ORIGINALLY POSTED ON WEDNESDAY 30 APRIL 2008
Like many others of my age in 1980, I bought a whole bundle of singles by new emerging bands such as The Beat, Madness and The Specials. I didn’t go the whole hog and buy the natty suits and pork-pie hat, but I loved my ska bands.
In 1981, The Specials released Ghost Town, a song that was completely unlike any other that had ever emerged from the ska movement. It bulleted up the charts and spent a number of weeks at #1. In retrospect, it has been called the most prophetic of songs ever to be a chart-topper, and there’s all sorts of great pieces of writing all over the internet about how politically significant it all was.
But…….I’m sorry to say, and this may be seen as a piece of heresy, but my love for the song is solely related to the tune and the great vocal performances…
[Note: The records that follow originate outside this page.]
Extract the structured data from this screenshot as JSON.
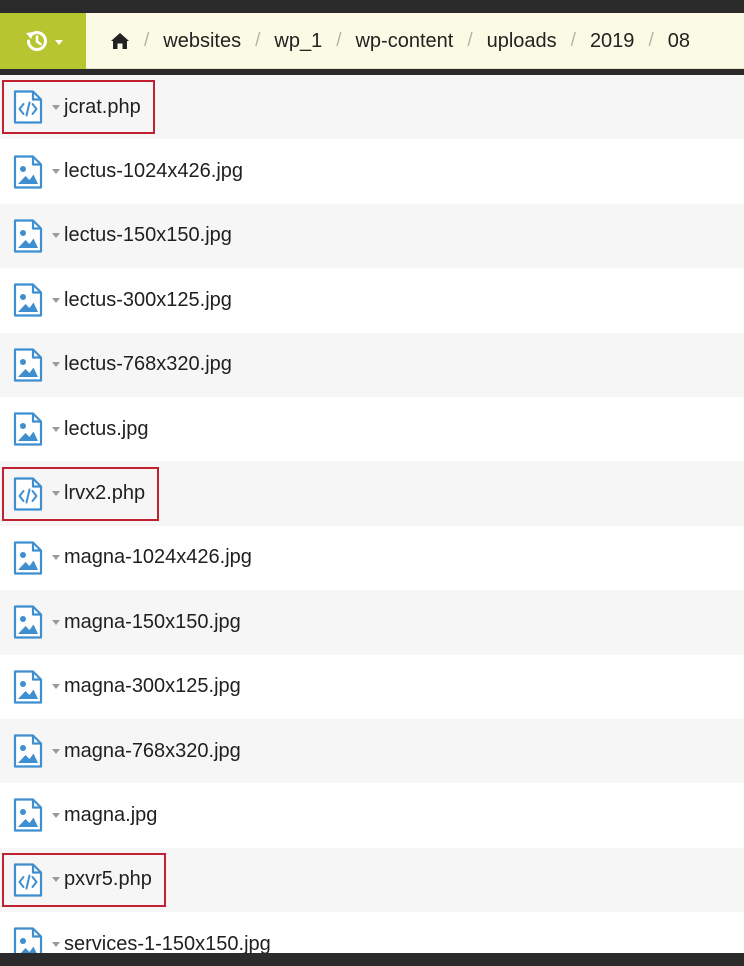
{
  "toolbar": {
    "history_icon": "history-icon",
    "breadcrumb": [
      "websites",
      "wp_1",
      "wp-content",
      "uploads",
      "2019",
      "08"
    ],
    "home_icon": "home-icon"
  },
  "colors": {
    "accent": "#b7c530",
    "toolbar_bg": "#fbfae5",
    "flag_border": "#c0202f",
    "icon_blue": "#3f8fd0"
  },
  "files": [
    {
      "name": "jcrat.php",
      "type": "code",
      "flagged": true
    },
    {
      "name": "lectus-1024x426.jpg",
      "type": "image",
      "flagged": false
    },
    {
      "name": "lectus-150x150.jpg",
      "type": "image",
      "flagged": false
    },
    {
      "name": "lectus-300x125.jpg",
      "type": "image",
      "flagged": false
    },
    {
      "name": "lectus-768x320.jpg",
      "type": "image",
      "flagged": false
    },
    {
      "name": "lectus.jpg",
      "type": "image",
      "flagged": false
    },
    {
      "name": "lrvx2.php",
      "type": "code",
      "flagged": true
    },
    {
      "name": "magna-1024x426.jpg",
      "type": "image",
      "flagged": false
    },
    {
      "name": "magna-150x150.jpg",
      "type": "image",
      "flagged": false
    },
    {
      "name": "magna-300x125.jpg",
      "type": "image",
      "flagged": false
    },
    {
      "name": "magna-768x320.jpg",
      "type": "image",
      "flagged": false
    },
    {
      "name": "magna.jpg",
      "type": "image",
      "flagged": false
    },
    {
      "name": "pxvr5.php",
      "type": "code",
      "flagged": true
    },
    {
      "name": "services-1-150x150.jpg",
      "type": "image",
      "flagged": false
    }
  ]
}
However, that shouldn’t be taken as meaning that I wasn’t aware of the political stooshie that Ghost Town was causing. I was growing up fast in 1981, just about to leave school and go off to University. I had a comfortable and very pleasant upbringing, but I was from an area where I had friends who should have come with me to university, but were in circumstances where they had instead to take on a job to in banking or with the civil service to help support their parents, one or both of whom were out-of-work. Poverty and deprivation weren’t alien concepts to me.
There is no other way to put it – Ghost Town is a savage attack on the state of British society at the outset of the 80s. The Tories under Margaret Thatcher had come to power in 1979 thanks in part to a famous main campaigning slogan of ‘Labour Isn’t Working’ with a poster that showed a huge crowd of people waiting to get into the unemployment office and sign-on.
Two years on, the situation was even worse – unemployment rates had almost doubled across the country. In some areas, particularly where there was a high concentration of young ethnic minorities, as many as 8 out of 10 folk weren’t in employment.
Throw in the rise of the fascist far-right in the shape of the National Front who were blaming non-whites for the state of the nation and a police force that was being given more and more stop-and-search powers by a government determined to appear as the party of law-and-order, then the ingredients were there for something to kick-off.
The people were getting angry.
So angry in fact that in April 1981, something happened that was totally alien in the UK. There was a riot in the streets.
It happened in Brixton in London, and it began as the reaction of a crowd to what they saw was the racist arrest of a local youth (something that was subsequently proven to be true).
The trouble escalated over a 48-hour period before being brought under control. For the first time that I could recall, pictures of police and civilians fighting toe-to-toe in the streets were shown on television, along with images of what seemed to be a whole neighbourhood on fire. And it really did look as if there was going to be some sort of major uprising, but within two or three days, the police had regained order.
Two months later, Ghost Town was released as a single.
But the song wasn’t just a reaction to what had happened in Brixton – in fact it had been written and recorded before the April riot. But to some it seemed to act as a rallying call, for within weeks of its release, as it climbed its way up the charts, there were more riots on the streets.
This time it was Toxteth in Liverpool that was initially in the spotlight. Again, it was initially a reaction to tensions between the police and disaffected black youths, and similar scenes of carnage were beamed live into our homes courtesy of the TV (and all this in the days before we had 24-hour news channels). Toxteth was on a larger scale than Brixton and before long, other riots broke out, the largest being in Handsworth in Birmingham, as well as in many other towns and cities across England.
My recollection is that it took about a week to get things back to normal.
Living in Scotland, I had a feeling of being sheltered from all of this trouble. It may have been Liverpool, Birmingham, London and so on, but it felt as if it was as far away as Detroit, Chicago or Los Angeles.
There was no rioting in Glasgow. Nor was there ever any threat of rioting in Glasgow, despite the unemployment problems being every bit as bad here as anywhere else. What I believe was crucially absent at the time, was a disaffected ethnic minority in my home city that was prepared to take to the streets in protest. I’m not going to make any absurd claim about racism not being an issue in Glasgow in 1981, but it certainly was nowhere near as big a problem as it was in the inner-cities south of the border. Oh and its fair to say, that policing methods were slightly different as well…
The fact I was physically separated from the trouble and violence is why I never, at the time, made the connection between Ghost Town and what was happening in many parts of the country. It was only in the cold light of day a short while later, when the music papers in particular made the connection that the little light bulb went on above my head.
To lots of people, this song will always be associated with events that briefly threatened the very fabric of British society. To this humble scribe, it’s just a great song.
Here’s the 12″ cuts with the second of the the two b-sides featuring probably my favourite ever Terry Hall vocal. Having said that, the other b-side is up there with the very best of The Specials. It really is a maginificent three-track single.
mp3 : The Specials – Ghost Town
mp3 : The Specials – Why?
mp3 : The Specials – Friday Night, Saturday Morning